The four masculine shadows are Father-Jehovah (desire to maintain status quo), Adolescent Rebel ("hungry boy," wounded masculinity, rejects father's ideals, potential for creative spirituality), Don Juan (may represent father's unlived sexuality or mother's unrelated-to masculine side), and Demon (reinforces inertia, either-or attitudes, devour or die, rigidity that kills feminity).
Another set of archetypes that I encountered in Jungian writings about the masculine were Wildman, Warrior, Lover, Magician, King. I found it interesting that the author left out Father, which could represent a nurturing male parent. Instead, the author assumed that basic father-functions were covered by the other categories. Apparently from the Jungian perspective, the Father does not function as a positive parent, only as a negative parent. The positive parent archetype is the Mother, which can be a function of a human male. Here we encounter more basic assumtions of Jungianism which are sexist and limiting to psychological growth and wholeness.
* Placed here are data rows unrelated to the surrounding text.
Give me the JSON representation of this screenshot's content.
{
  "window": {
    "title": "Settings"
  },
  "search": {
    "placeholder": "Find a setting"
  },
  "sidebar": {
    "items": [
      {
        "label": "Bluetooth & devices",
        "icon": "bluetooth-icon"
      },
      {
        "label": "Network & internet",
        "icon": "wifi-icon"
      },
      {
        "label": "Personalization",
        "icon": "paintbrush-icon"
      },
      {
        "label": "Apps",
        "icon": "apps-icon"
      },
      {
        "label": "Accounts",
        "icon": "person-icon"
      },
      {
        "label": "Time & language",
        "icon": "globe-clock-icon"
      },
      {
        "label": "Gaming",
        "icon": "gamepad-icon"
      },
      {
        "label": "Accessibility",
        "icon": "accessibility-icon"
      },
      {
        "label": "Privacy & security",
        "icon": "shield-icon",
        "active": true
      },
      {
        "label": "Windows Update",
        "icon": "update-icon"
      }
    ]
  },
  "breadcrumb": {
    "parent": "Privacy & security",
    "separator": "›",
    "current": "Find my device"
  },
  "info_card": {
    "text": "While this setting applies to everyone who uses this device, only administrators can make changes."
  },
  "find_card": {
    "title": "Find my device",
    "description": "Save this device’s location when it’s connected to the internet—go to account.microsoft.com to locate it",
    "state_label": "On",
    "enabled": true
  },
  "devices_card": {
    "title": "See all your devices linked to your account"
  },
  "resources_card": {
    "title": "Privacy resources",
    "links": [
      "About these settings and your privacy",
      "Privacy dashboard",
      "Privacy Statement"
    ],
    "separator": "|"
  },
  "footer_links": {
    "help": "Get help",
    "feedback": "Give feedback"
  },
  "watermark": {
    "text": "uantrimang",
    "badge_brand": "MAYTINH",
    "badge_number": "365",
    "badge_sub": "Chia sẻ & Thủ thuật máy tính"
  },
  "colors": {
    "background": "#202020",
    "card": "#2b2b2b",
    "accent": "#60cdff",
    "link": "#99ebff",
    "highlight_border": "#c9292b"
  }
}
However, there are contemporary reinterpretations which open up Jungianism and relieve some of the gender/sexuality biases inherent in the original system.
Finally, I would like to introduce another set of archetypes as used by psychologist Carol S. Pearson to represent stages of personal growth, six in her book The Hero Within, and expanded to 12 in Awakening the Heroes Within (in italics):
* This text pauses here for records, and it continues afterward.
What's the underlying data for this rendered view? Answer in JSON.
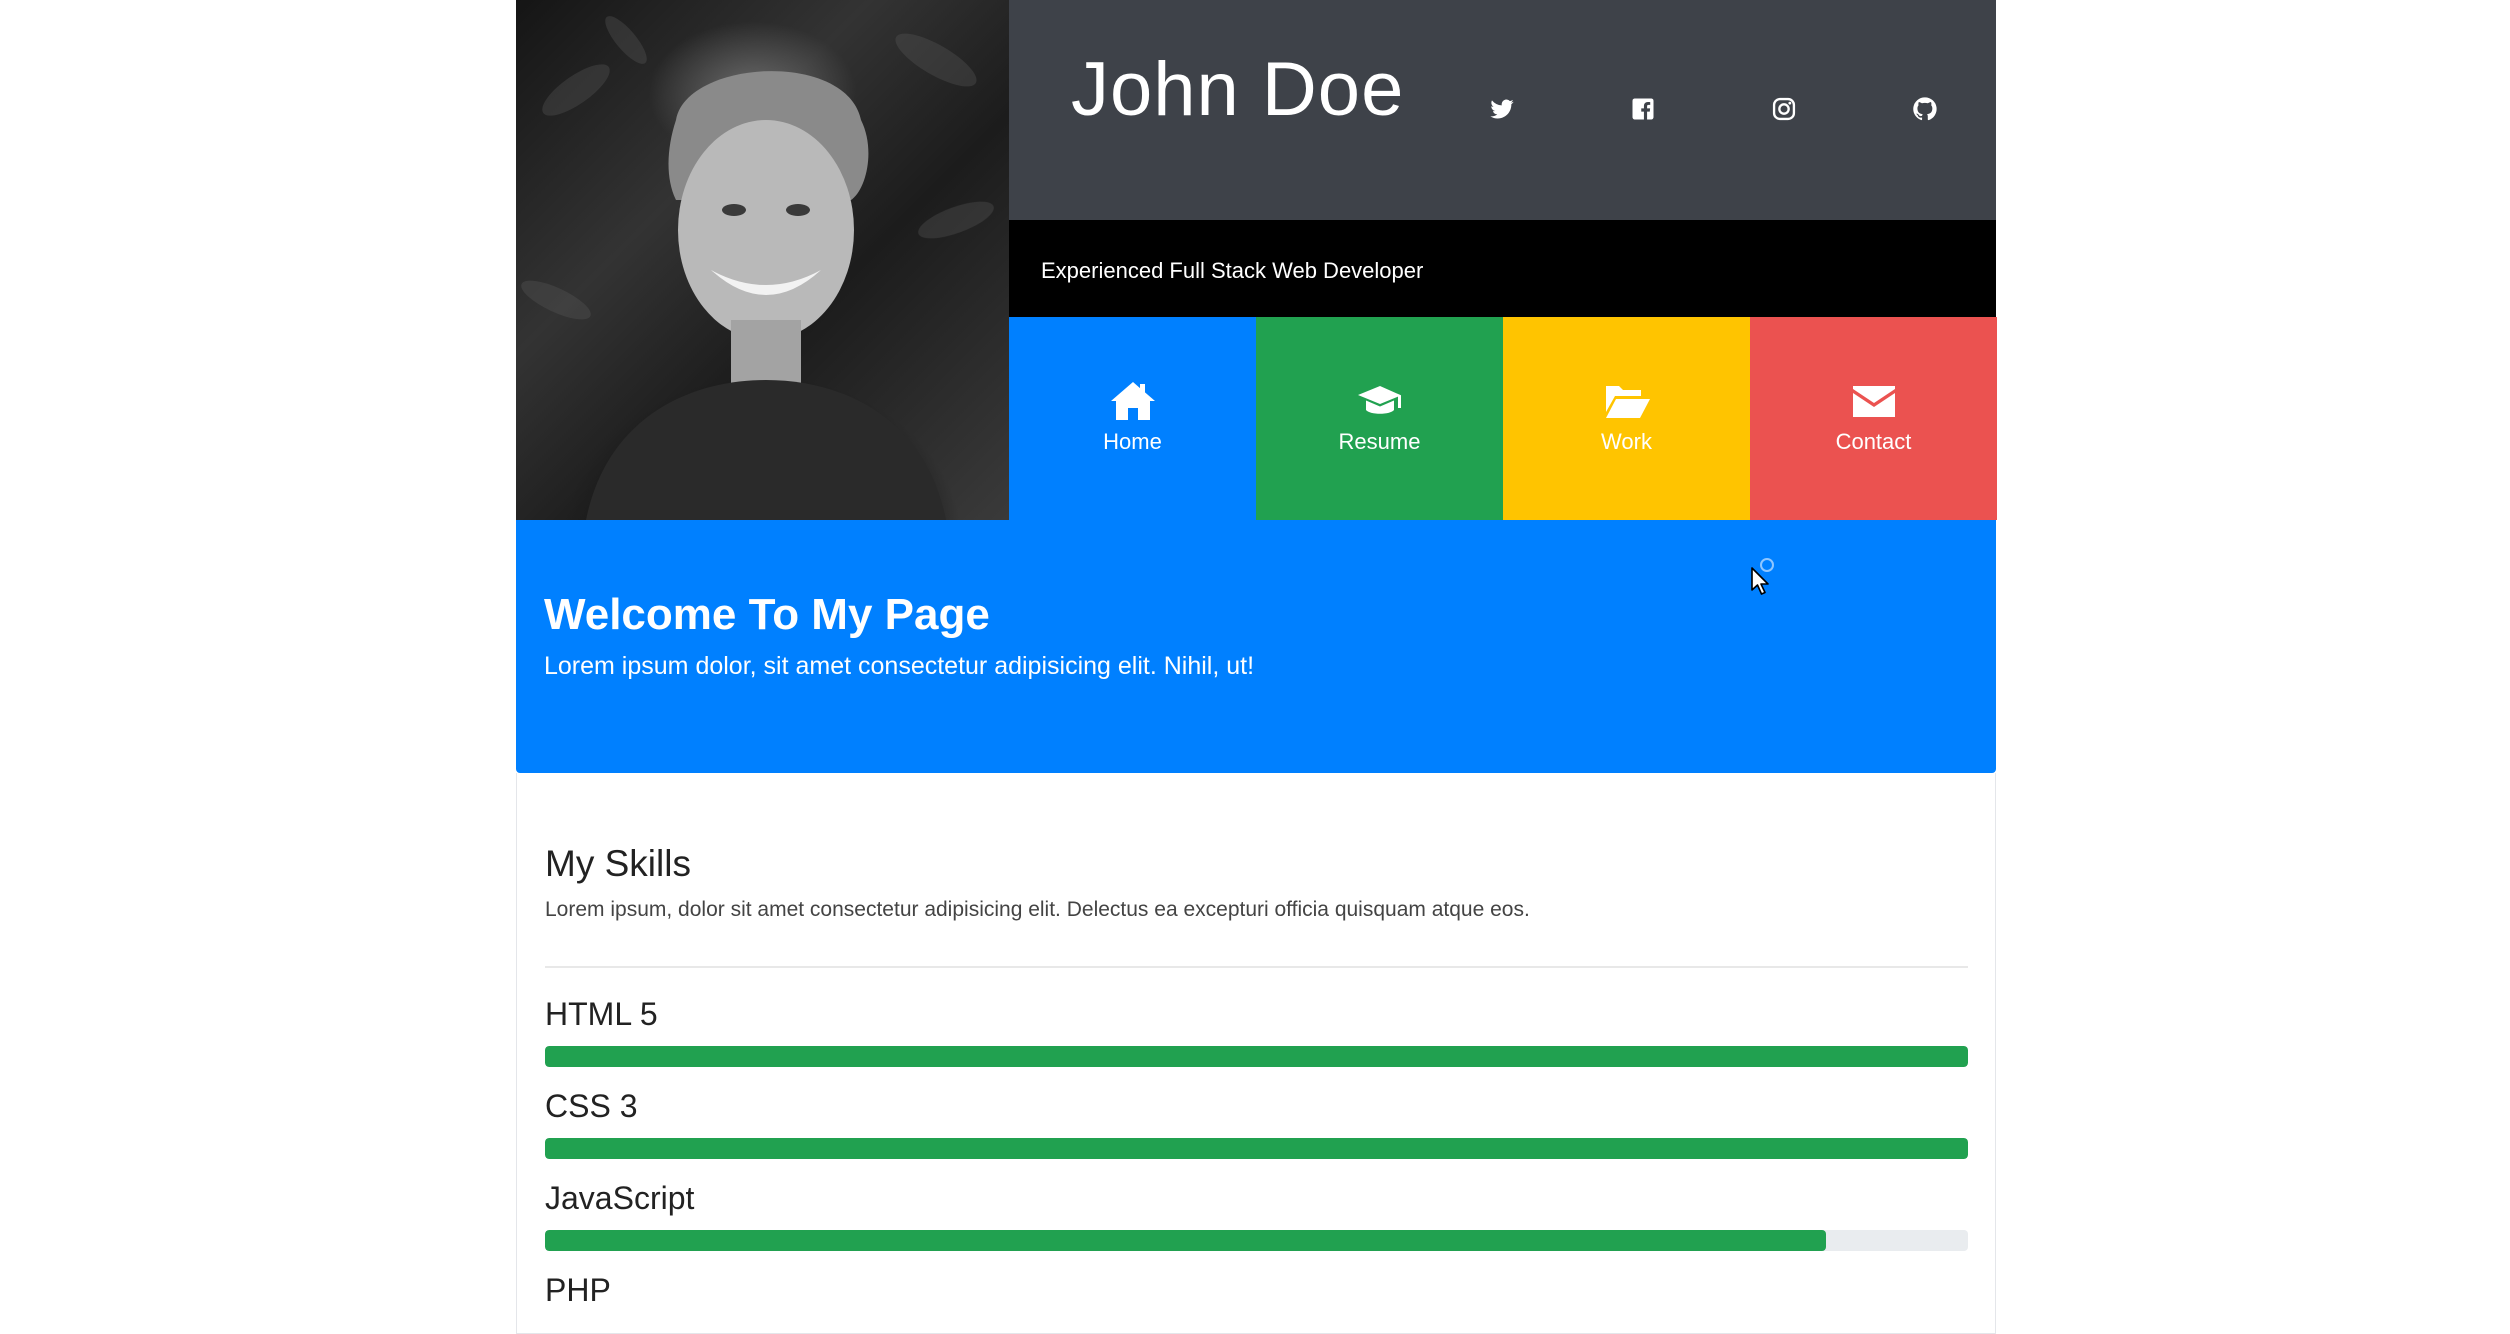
{
  "header": {
    "name": "John Doe",
    "tagline": "Experienced Full Stack Web Developer",
    "social": [
      {
        "icon": "twitter-icon"
      },
      {
        "icon": "facebook-icon"
      },
      {
        "icon": "instagram-icon"
      },
      {
        "icon": "github-icon"
      }
    ],
    "colors": {
      "name_bar": "#3e4249",
      "tagline_bar": "#000000"
    }
  },
  "nav": {
    "tiles": [
      {
        "label": "Home",
        "icon": "home-icon",
        "color": "#0080ff"
      },
      {
        "label": "Resume",
        "icon": "graduation-cap-icon",
        "color": "#21a150"
      },
      {
        "label": "Work",
        "icon": "folder-open-icon",
        "color": "#ffc400"
      },
      {
        "label": "Contact",
        "icon": "envelope-icon",
        "color": "#eb5250"
      }
    ]
  },
  "welcome": {
    "title": "Welcome To My Page",
    "text": "Lorem ipsum dolor, sit amet consectetur adipisicing elit. Nihil, ut!",
    "color": "#0080ff"
  },
  "skills": {
    "title": "My Skills",
    "intro": "Lorem ipsum, dolor sit amet consectetur adipisicing elit. Delectus ea excepturi officia quisquam atque eos.",
    "bar_color": "#21a150",
    "items": [
      {
        "name": "HTML 5",
        "level": 100
      },
      {
        "name": "CSS 3",
        "level": 100
      },
      {
        "name": "JavaScript",
        "level": 90
      },
      {
        "name": "PHP"
      }
    ]
  }
}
Margot Adler, Drawing Down the Moon, Beacon Hill Press.
Joseph Campbell, The Masks of God, 4 vols.: Creative Mythology; Primitive Mythology; Oriental Mythology; Occidental Mythology, Penguin Paperback.
H. R. Ellis Davidson, Gods and Myths of Northern Europe, Penguin Paperback.
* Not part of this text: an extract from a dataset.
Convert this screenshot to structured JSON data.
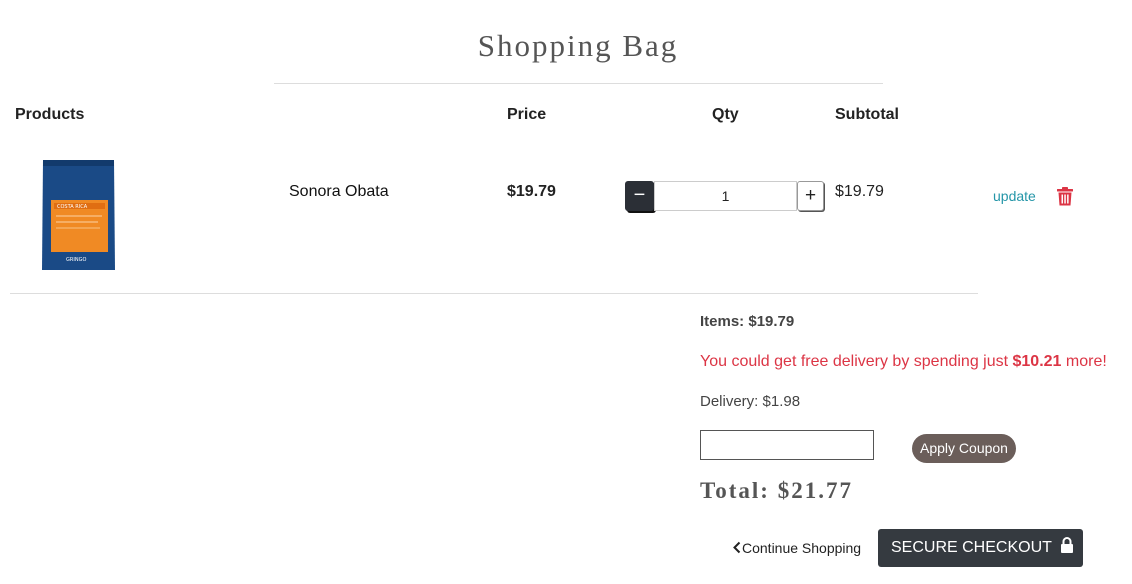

William G. Doty, Mythography, The Study of Myths and Rituals, The University of Alabama Press.
Janet and Stewart Farrar, The Witches' Goddess and The Witches' God, Phoenix Publishing Co.
Marija Gimbutas, Goddesses and Gods of Old Europe, University of California Press.
Robert Graves, The Greek Myths, Vols. 1 and 2, Penguin Paperback.
Rhoda A. Hendricks, Mythologies of the World, A Concise Encyclopedia, McGraw-Hill.
Samuel Noah Kramer, editor, Mythologies of the Ancient World.
Janet McCrickard, Eclipse of the Sun: an Investigation into Sun and Moon Myths, Gothic Image Publications.
David L. Miller, The New Polytheism: Rebirth of the Gods and Goddesses, Spring Publications.
Patricia Monoghan, The Book of Goddesses and Heroines, Phoenix Publishing Co.
Erich Neumann, The Great Mother, An Analysis of the Archetype, Princeton University Press/Bollingen Paperback.
Carl Olsen, The Book of the Goddess, Past and Present, Crossroad.
Carol S. Pearson, The Hero Within: Six Archetypes We Live By and Awakening the Heroes Within: Twelve Archetypes to Help Us Find Ourselves and Transform Our World, HarperCollins.
W. L. Reese, Dictionary of Philosophy and Religion: Eastern and Western Thought, Humanities Press (US), Harvester Press (UK).
For additional Pagan-oriented Jungian information, see works by:
Karl Kerenyi, whose many works present analyses of the functions of Greek deities within Greek society from a Jungian persepctive (highly recommended).
Ginette Paris, whose works include Pagan Meditations and Pagan Grace (both VERY HIGHLY recommended).
Jean Shinoda Bolen, whose works, Goddesses in Everywoman and Gods in Everyman represent a popularization by applying Greek deities as Jungian archetypes to personal psychology, with the risk of oversimplification.
Copyright1990-1997 Lilinah biti-Anat, except where otherwise noted.
An earlier form of this essay was presented for The Fellowship of the Spiral Path, Old Religion Class, Tuesday, 13 November 1990
Back to Previous Polytheology Pages:
PolyTheology Part One: Introduction to Theology and Ethics
Bars, Bullets, and Buttons courtesy of Debbie's Button Bonanza